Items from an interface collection
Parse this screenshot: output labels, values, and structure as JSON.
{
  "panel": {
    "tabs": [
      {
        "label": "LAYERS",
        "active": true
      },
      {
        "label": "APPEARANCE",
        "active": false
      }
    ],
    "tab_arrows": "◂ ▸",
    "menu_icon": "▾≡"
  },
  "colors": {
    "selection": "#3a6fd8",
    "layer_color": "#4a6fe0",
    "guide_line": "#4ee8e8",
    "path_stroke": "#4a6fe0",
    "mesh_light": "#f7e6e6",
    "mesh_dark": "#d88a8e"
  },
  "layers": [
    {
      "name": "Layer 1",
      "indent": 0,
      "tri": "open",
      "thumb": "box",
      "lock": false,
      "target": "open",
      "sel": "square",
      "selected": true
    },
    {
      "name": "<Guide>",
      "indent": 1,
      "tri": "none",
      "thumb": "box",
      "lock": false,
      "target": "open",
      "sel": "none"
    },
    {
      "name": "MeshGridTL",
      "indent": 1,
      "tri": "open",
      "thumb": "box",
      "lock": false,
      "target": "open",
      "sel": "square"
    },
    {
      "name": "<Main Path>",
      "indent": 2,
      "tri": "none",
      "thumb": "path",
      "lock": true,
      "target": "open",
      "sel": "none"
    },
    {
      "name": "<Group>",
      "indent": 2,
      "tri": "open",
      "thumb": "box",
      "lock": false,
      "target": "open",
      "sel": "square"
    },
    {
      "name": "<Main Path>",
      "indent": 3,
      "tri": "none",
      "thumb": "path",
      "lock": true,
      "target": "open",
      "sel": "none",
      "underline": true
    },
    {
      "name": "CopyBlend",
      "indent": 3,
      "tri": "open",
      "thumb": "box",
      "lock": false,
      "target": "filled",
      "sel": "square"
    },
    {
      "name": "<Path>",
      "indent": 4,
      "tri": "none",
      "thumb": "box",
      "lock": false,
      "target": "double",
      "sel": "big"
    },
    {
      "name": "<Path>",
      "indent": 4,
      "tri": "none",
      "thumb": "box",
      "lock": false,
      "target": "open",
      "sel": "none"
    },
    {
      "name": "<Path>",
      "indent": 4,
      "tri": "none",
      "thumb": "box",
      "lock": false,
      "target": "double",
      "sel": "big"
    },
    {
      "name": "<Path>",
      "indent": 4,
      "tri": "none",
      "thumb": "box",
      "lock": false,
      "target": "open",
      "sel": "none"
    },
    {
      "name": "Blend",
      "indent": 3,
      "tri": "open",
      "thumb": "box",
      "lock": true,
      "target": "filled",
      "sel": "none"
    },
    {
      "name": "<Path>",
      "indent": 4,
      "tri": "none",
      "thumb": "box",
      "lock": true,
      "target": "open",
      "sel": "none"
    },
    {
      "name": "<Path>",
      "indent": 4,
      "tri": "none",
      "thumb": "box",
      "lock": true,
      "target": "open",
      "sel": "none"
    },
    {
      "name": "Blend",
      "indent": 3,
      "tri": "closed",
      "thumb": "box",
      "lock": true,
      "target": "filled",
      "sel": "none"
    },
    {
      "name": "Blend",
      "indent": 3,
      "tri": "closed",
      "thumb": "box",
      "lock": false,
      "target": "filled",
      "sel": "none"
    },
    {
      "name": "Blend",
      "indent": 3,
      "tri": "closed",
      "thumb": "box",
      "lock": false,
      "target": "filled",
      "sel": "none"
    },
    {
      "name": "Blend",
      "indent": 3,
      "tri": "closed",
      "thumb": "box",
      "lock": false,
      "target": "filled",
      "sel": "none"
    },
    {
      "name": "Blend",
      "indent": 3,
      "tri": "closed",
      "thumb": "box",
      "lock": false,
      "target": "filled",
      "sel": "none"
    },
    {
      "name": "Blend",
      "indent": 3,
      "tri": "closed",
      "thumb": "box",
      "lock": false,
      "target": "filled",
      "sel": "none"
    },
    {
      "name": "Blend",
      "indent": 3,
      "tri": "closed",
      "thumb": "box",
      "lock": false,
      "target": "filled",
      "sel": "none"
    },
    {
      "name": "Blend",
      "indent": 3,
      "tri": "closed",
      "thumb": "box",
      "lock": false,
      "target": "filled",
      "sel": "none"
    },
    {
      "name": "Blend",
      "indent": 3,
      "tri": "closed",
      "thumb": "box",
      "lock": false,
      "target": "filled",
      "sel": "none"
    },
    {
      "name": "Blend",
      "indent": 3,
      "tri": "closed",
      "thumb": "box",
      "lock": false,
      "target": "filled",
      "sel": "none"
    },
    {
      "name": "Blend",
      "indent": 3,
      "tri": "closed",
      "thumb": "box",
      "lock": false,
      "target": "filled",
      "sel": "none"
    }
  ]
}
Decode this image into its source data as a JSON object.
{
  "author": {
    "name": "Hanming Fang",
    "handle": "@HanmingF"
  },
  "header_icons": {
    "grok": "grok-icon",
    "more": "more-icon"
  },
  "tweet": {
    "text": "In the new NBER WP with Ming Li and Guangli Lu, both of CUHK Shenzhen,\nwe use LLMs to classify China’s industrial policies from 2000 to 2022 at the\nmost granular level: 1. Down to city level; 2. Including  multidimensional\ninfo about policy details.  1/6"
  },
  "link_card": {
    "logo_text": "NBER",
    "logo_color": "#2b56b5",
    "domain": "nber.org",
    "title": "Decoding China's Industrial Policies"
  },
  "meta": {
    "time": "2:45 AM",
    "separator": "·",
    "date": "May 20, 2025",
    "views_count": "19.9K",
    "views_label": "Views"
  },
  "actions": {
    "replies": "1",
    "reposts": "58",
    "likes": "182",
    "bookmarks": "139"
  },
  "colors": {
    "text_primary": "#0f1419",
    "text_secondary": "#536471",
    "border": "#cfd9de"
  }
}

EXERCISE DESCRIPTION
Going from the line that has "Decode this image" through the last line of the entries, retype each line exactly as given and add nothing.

SOLUTION TO THIS PROBLEM
Decode this image into its source data as a JSON object.
{
  "author": {
    "name": "Hanming Fang",
    "handle": "@HanmingF"
  },
  "header_icons": {
    "grok": "grok-icon",
    "more": "more-icon"
  },
  "tweet": {
    "text": "In the new NBER WP with Ming Li and Guangli Lu, both of CUHK Shenzhen,\nwe use LLMs to classify China’s industrial policies from 2000 to 2022 at the\nmost granular level: 1. Down to city level; 2. Including  multidimensional\ninfo about policy details.  1/6"
  },
  "link_card": {
    "logo_text": "NBER",
    "logo_color": "#2b56b5",
    "domain": "nber.org",
    "title": "Decoding China's Industrial Policies"
  },
  "meta": {
    "time": "2:45 AM",
    "separator": "·",
    "date": "May 20, 2025",
    "views_count": "19.9K",
    "views_label": "Views"
  },
  "actions": {
    "replies": "1",
    "reposts": "58",
    "likes": "182",
    "bookmarks": "139"
  },
  "colors": {
    "text_primary": "#0f1419",
    "text_secondary": "#536471",
    "border": "#cfd9de"
  }
}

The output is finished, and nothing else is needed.